The Telegraph
Saturday , August 9 , 2014
CIMA Gallary

Potato haves and have-nots

Calcutta, Aug. 8: Critics of the Bengal government’s potato intervention policy have pointed to a curious detail to claim the drive smacks of tokenism.

The government has opened outlets to sell potato at prices far lower than the market rate (see chart). But all the 27 centres are located in urban areas such as Calcutta, Salt Lake and Howrah.

There is no clarity yet on whether such subsidised stalls will be opened elsewhere in the state too.

Income levels are relatively higher in urban areas than those in rural belts, and the more needy would be found in villages, not in the city and its outskirts, officials said.

However, if the scheme is widened across the state, the government may fall short of affordable stocks that are now largely sourced from seized trucks and cold storage units that are at the mercy of the administration, the officials said.

The government is buying potato directly from cold storages and seizing stocks from trucks transporting the commodity to other states in violation of a directive.

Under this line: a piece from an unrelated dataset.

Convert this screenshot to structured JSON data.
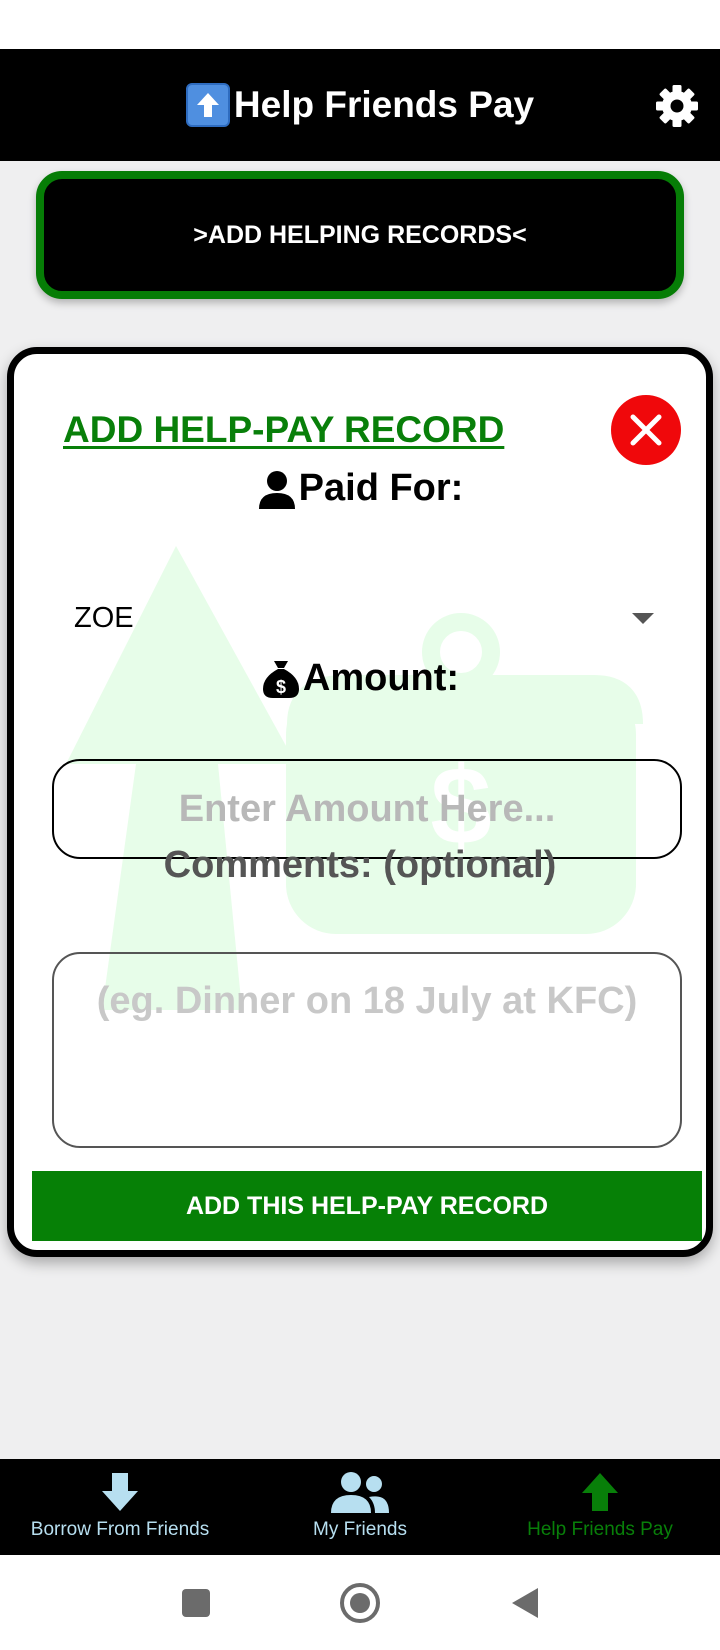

Senior officials said around 70 trucks have been stopped near the Odisha border since last night and the seized potato is being brought to Calcutta so that the counters don’t run out of stock.

“The sellers will buy the potato from the government at Rs 12 a kilo and sell them to consumers at Rs 14 a kilo. The government will pay the owners of the seized potato Rs 12 a kilo,” a Nabanna official said.

The government has stopped the transportation of potato to other states and issued an advisory to sell the tuber at Rs 14 a kilo after the price rose to Rs 22 a kilo in Calcutta and Rs 20 a kilo in the districts.

Several officials said that once the government decided to intervene — which itself has added fuel to the price fire — the districts should have been given higher priority than the city.

According to Planning Commission figures, 22.52 per cent of Bengal’s rural population fell below the poverty line. The figure is 14.66 per cent in urban areas.

The potato policy makes it “seem like all the poor people live in Calcutta or its surrounding areas. I can’t understand the government’s logic behind selling potato at subsidised rates only in Calcutta,” an official said. “The people in the districts need subsidised potato more than those in the city.”

A minister said the government would sell subsidised potato in the districts, too.

But an agricultural department official said it was not possible for the government to sell potato at Rs 14 a kilo across the state. “The government does not harvest potato, so it does not have a stock of its own. The agriculture-marketing and horticulture departments are putting pressure on the West Bengal Cold Storage Association to give the government potato at Rs 13.30 a kilo. This potato is being sold at Rs 14 a kilo at the city counters.”

According to estimates, the association is giving 100 tonnes of potato every week to the two departments at Rs 13.30 a kilo although the price of the tuber is Rs 18 a kilo at the cold storages.

“As cold storage owners have to renew their licence every year, seek subsidy on electricity bills and request extension of deadlines to keep stock, they feel compelled to sell the potato to the government at a cheaper rate. They can still afford to do so as the demand is around 100 tonnes a week now. If the demand goes up, the storage owners will not be able to supply at such a low rate,” another official said.